As another crop of college graduates frame their diplomas, another dose of reality is about to set in. The financial crisis may be ancient history for this group, most of whom were still in middle school when the market began to plunge. But the effects linger—and new entrants to the job market may be surprised at how difficult it is, even now, to move ahead in this economy.
Eight in 10 new graduates expect to have a job in their field within a year, with more than half expecting to land one within two months, according to an analysis from Upromise.com, a college savings website. That jibes with research from Accenture, which found that 80% of the Class of 2015 say their education prepared them well for the workforce. Yet here’s the reality: 49% of graduates from 2014 and 41% from 2013 report being underemployed (having no job or one that does not require a college degree), Accenture found.

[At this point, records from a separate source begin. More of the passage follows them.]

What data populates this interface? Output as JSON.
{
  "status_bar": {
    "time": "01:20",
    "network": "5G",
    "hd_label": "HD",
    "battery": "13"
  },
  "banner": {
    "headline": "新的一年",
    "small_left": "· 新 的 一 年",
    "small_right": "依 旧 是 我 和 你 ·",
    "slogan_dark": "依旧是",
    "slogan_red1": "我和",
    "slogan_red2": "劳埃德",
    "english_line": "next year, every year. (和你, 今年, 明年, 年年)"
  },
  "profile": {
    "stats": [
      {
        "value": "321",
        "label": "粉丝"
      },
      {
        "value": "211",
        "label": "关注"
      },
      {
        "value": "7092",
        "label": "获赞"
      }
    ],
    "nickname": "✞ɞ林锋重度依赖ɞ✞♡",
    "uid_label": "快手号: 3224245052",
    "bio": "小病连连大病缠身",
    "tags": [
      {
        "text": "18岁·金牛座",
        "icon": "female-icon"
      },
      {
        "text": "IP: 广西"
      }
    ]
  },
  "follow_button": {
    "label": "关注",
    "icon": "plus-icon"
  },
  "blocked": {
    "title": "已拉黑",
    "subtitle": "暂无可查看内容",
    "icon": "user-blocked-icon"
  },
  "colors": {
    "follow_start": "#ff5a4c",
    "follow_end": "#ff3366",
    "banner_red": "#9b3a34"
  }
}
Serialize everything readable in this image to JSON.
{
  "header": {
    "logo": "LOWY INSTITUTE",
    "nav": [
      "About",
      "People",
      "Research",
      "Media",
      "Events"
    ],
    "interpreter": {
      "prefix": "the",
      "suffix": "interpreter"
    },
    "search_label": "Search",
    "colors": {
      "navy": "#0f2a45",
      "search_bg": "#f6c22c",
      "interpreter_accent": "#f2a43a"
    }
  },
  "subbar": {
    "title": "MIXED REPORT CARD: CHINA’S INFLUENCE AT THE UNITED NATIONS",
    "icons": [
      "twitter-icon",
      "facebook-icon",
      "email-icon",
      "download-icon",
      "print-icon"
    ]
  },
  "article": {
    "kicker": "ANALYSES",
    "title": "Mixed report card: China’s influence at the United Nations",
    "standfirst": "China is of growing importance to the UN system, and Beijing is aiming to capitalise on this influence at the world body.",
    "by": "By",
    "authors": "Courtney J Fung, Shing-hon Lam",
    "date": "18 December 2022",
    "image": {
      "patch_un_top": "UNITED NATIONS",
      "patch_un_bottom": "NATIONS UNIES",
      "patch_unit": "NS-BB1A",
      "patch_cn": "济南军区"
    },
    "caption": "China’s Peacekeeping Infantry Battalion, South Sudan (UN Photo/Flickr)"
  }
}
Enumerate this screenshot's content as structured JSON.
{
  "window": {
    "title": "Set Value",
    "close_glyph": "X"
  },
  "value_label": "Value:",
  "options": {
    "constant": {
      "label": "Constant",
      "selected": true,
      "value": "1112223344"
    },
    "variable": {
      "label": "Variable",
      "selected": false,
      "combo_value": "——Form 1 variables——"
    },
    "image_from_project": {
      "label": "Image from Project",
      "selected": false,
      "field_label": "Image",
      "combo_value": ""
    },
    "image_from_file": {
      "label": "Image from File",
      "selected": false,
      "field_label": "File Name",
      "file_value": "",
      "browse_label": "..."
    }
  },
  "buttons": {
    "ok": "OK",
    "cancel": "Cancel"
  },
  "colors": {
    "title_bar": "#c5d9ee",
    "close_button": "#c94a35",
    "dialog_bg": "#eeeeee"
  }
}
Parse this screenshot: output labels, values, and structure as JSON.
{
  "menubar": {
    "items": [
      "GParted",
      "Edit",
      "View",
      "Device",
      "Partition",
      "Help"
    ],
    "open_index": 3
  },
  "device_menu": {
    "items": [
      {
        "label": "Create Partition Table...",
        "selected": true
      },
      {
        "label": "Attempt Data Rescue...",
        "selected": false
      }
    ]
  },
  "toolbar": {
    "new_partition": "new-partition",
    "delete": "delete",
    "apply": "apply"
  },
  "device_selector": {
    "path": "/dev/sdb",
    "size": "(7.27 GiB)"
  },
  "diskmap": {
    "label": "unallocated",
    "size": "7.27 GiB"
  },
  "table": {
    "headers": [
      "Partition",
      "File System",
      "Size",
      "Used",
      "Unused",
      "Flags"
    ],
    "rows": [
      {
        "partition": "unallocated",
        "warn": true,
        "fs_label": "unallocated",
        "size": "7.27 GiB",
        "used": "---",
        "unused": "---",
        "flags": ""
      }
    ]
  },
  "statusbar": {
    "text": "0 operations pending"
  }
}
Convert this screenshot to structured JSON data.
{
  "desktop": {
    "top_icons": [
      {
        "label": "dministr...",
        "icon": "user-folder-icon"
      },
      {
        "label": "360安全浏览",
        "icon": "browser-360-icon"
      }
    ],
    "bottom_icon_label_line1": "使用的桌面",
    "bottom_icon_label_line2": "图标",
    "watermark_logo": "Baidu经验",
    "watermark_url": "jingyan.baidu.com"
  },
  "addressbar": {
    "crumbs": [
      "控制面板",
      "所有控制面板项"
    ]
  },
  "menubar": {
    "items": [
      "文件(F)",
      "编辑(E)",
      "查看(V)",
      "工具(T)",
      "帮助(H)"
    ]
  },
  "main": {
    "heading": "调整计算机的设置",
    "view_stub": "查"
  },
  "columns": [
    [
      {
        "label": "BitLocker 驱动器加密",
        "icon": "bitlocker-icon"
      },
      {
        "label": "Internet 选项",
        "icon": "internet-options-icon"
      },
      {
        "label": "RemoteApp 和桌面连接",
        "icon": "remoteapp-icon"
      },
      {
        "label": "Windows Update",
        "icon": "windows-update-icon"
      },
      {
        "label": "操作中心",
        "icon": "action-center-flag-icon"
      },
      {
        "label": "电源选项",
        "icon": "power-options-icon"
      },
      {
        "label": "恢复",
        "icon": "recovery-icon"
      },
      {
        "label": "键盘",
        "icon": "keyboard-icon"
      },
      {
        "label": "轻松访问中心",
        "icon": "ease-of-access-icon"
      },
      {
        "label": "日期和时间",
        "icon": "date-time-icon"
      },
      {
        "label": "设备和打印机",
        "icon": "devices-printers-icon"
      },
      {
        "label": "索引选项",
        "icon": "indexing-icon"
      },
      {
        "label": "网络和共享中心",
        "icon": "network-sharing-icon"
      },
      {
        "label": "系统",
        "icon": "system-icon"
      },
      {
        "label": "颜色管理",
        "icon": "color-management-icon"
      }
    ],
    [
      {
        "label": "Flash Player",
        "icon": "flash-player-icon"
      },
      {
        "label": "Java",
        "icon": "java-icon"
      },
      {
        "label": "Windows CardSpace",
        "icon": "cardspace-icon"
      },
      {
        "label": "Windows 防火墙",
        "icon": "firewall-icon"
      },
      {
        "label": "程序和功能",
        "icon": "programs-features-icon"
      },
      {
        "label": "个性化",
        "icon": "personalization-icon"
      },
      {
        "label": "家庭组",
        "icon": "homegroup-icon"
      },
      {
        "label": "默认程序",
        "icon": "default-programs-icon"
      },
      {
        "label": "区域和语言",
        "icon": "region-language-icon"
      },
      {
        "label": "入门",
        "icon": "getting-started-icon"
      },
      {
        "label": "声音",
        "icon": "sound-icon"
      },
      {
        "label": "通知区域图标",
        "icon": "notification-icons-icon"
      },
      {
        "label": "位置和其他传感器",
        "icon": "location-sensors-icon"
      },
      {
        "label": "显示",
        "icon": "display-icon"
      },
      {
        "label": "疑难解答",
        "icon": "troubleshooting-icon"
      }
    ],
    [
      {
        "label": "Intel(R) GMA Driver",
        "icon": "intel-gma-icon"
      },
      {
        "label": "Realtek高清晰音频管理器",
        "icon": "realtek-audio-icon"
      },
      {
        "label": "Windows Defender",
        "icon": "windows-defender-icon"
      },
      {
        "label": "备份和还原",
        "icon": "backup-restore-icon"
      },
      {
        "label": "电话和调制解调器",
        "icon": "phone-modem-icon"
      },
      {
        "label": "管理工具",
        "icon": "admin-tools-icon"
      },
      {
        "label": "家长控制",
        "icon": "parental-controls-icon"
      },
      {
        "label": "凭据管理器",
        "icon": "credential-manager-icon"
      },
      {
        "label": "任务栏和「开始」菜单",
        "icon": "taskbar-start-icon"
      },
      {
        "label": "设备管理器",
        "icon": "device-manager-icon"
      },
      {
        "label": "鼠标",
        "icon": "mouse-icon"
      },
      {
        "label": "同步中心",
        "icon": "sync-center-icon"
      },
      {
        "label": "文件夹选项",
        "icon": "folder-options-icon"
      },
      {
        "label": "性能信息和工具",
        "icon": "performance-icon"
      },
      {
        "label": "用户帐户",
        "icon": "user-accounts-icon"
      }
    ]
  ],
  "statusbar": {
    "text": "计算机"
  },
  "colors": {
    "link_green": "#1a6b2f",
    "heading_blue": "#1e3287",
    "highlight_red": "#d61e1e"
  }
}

Meanwhile, just 15% of this year’s graduates expect to earn $25,000 or less in their first job. But almost three times that many from the classes of 2013 and 2014 report that level of income. So for entry-level job seekers, it’s still surprisingly tough out there.
Despite their upbeat expectations, most new grads do have a fallback plan: Mom and Dad. About half expect to be financially dependent on their parents for two years after graduation, and they are prepared to move back home and pay rent, Upromise found. This won’t surprise their parents. Nearly a quarter of 25- to 34-year-olds lives with parents or grandparents, up from 11% in 1980, Pew found. This failure to launch is so widespread psychologists have given it a name: emerging adulthood. The share of parents that expect to support their college graduates for two years or more doubled to 36% this year, according to the Upromise analysis.
Why, then, is this class of graduates so optimistic? First, optimism is rightfully a trait for the young, and Millennials possess it in staggering proportions—probably because they were raised by helicopter parents who constantly extolled their greatness and rewarded them with trophies for showing up. But more is at work here. The economy has been growing since 2009, when this class was taking the SATs. In their college years, this group has known only rising stock prices and an improving jobs and housing market. Consider: through four years of higher education the S&P 500 rose 2%, 16%, 32% and 13%. Even for the uninvested, that’s an encouraging backdrop.
This optimism may also spring from the Class of 2015’s improved career preparation. Accenture found that 82% considered the availability of jobs in their field before choosing a major. That’s up from 75% in the Class of 2014. To minimize student debt, more from this class also started at a community college. And—a crucial step—some 72% of this year’s class had an internship or apprenticeship while in school, up from 65% of graduates the year before.
This is all smart planning. More than half who took part in an internship said it led to a job, Accenture found. At the Intern Group, 88% of those who take part in an internship find work at a graduate level job within three months and 95% say the program was good for their career, says David Lloyd, the firm’s founder. Still, it seems we’ll be talking about the Great Recession a while longer.